What is something that was normal in medieval times, but would be strange today?

Well, there are many medieval customs and uses that are totally obsolete today. I will give you a few examples, three so as not to bore you, which will amaze you.

The wedding night was public

Medieval weddings hardly resemble today’s. The normal age of the spouses was just leaving childhood and beginning adolescence, between 12 and 15 years. Marriages were not celebrated for love, but for common interests such as the union of lands or obtaining greater social protection. And on wedding nights, pay attention, family and friends took the bride and groom to bed (to put them to bed, they said then) and stayed in the bedroom until the consummation of the marriage. Let us remember that only when it has been consummated is there a true marriage, so if the groom was not able to do so in front of those present, he was considered impotent and the marriage could be dissolved.

barely drank water

The lack of hygiene, the poor sanitation conditions and the continuous diseases made the water from wells and rivers not only undrinkable, but also a vector of infections. Hence, they depended on alcoholic beverages (wine, beer, mead…), which became drinkable after the fermentation process. Even the children drank these alcoholic beverages, although of a very low degree, since dysentery or a simple infection meant death if it was not cured soon.

The Inquisition did not burn witches
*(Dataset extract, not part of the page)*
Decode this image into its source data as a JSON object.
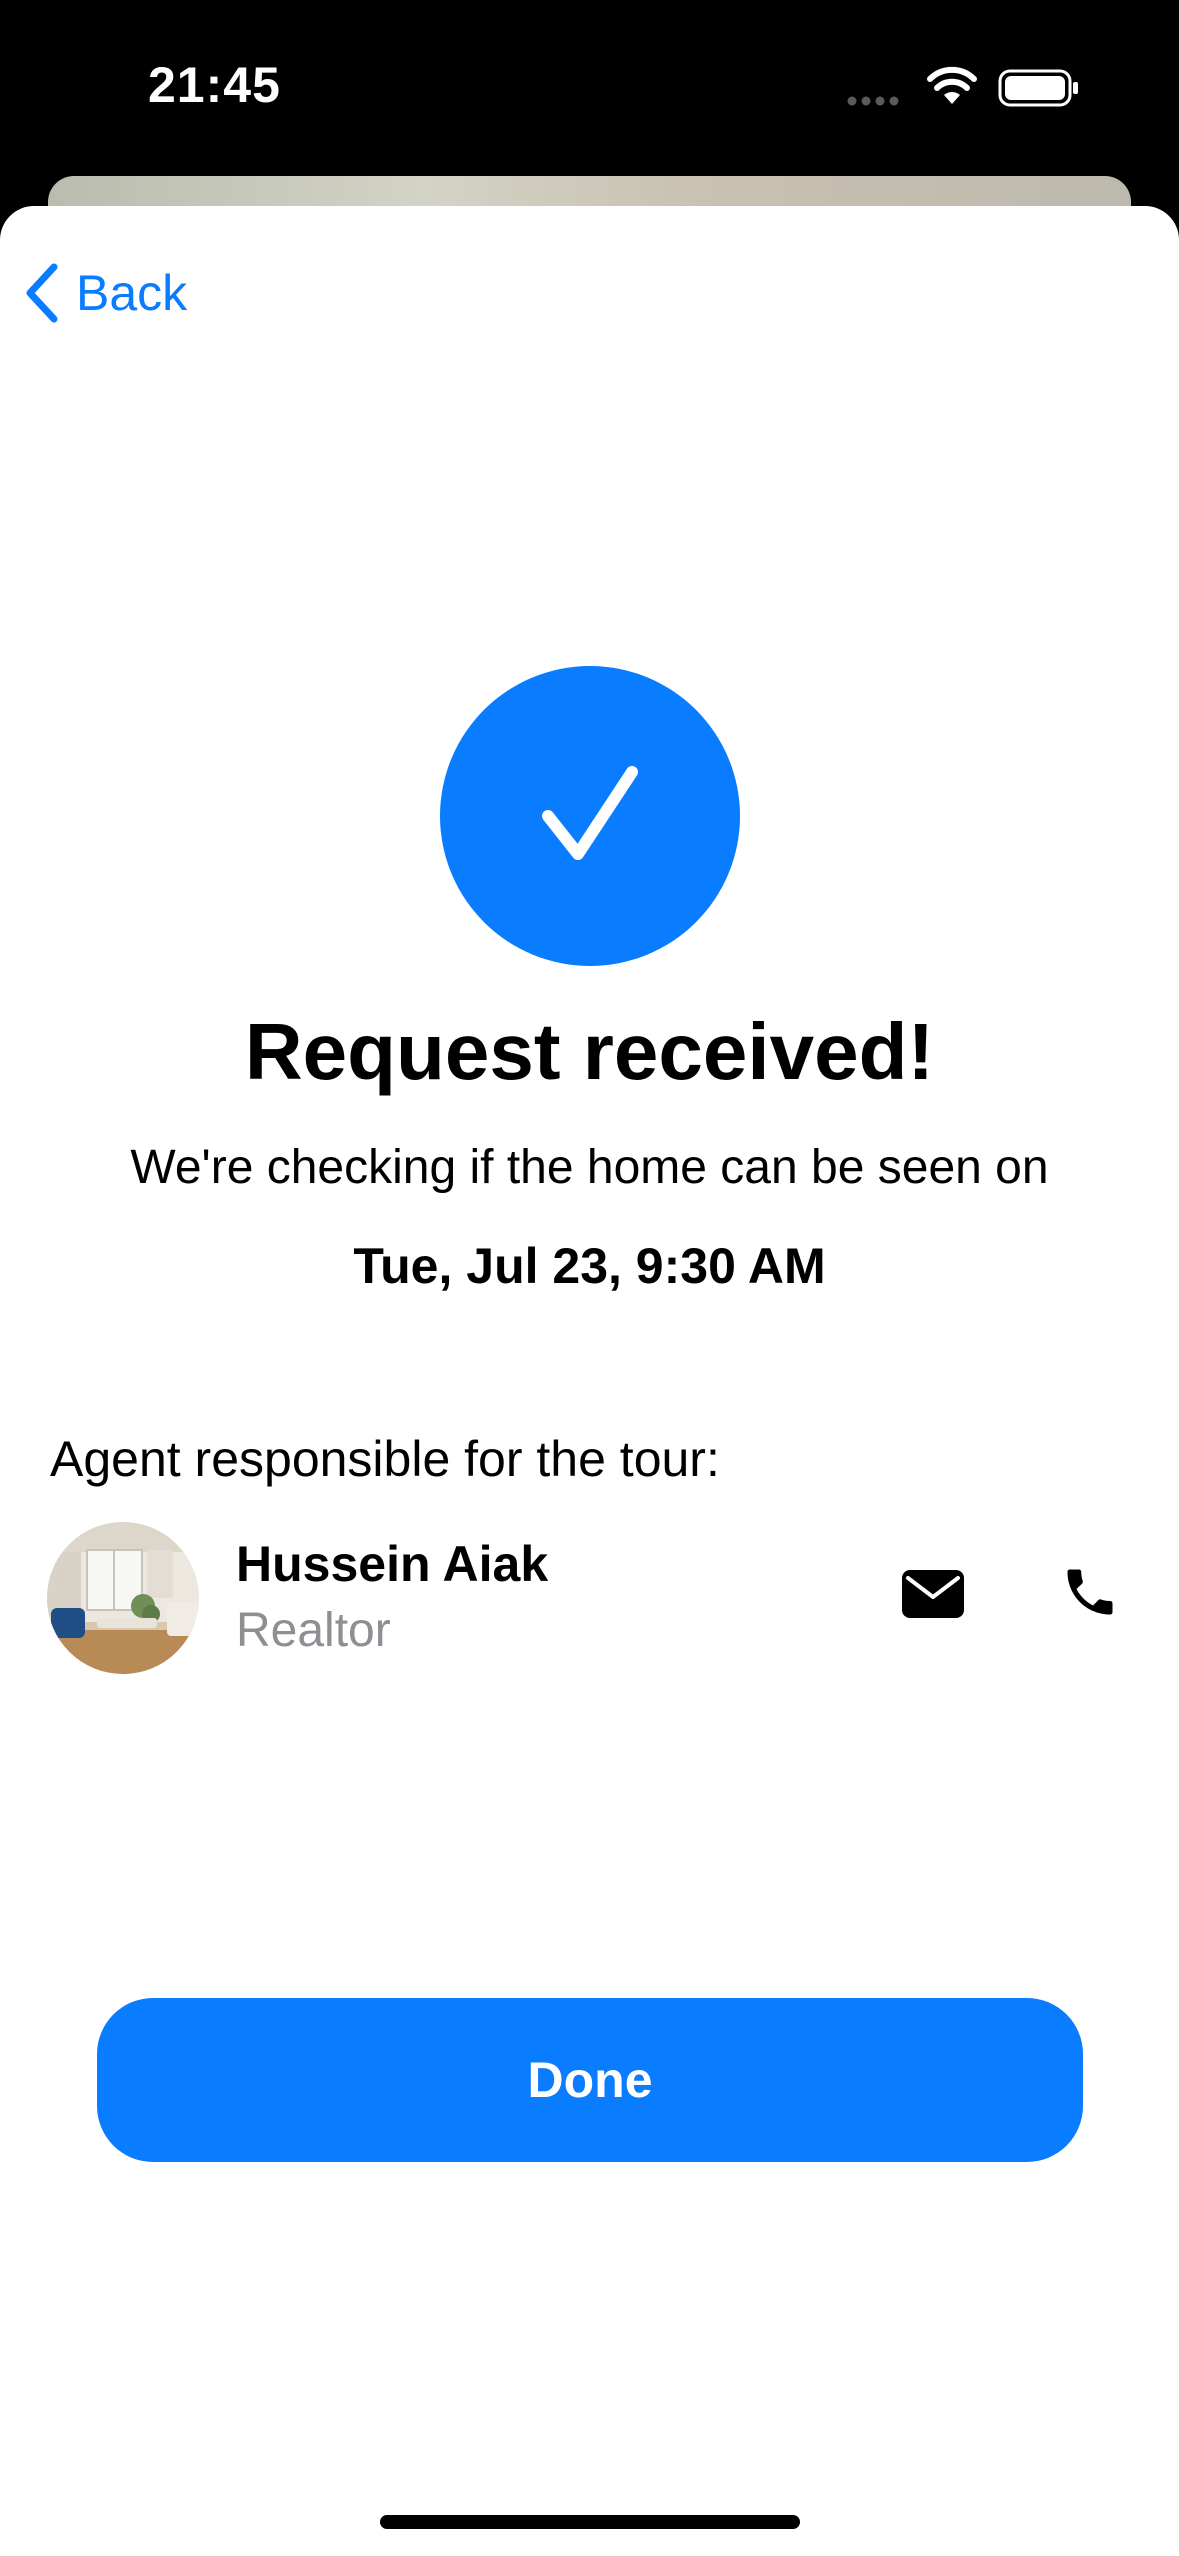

We have all seen a movie in which we are told how the Inquisition burned women with the fallacy of having practiced witchcraft. Well, it wasn’t like that at all. The Inquisition was a religious institution instituted to persecute heresy and only relapsed heretics (those who relapsed into the error they had abjured) were handed over to civil justice for execution. It would already be in the Modern Age when the Inquisition persecuted witchcraft, burning 59 in Spain, 4 in Portugal and 36 in Italy (Catholicism was more interested in the conversion and salvation of souls, in the return to the fold, and not so much in punishment). Nothing to do with the 100,000 women murdered by the Lutherans accusing them of witchcraft or the almost 50,000 who were murdered by the Calvinists, especially during the 30 Years War. But that is another story.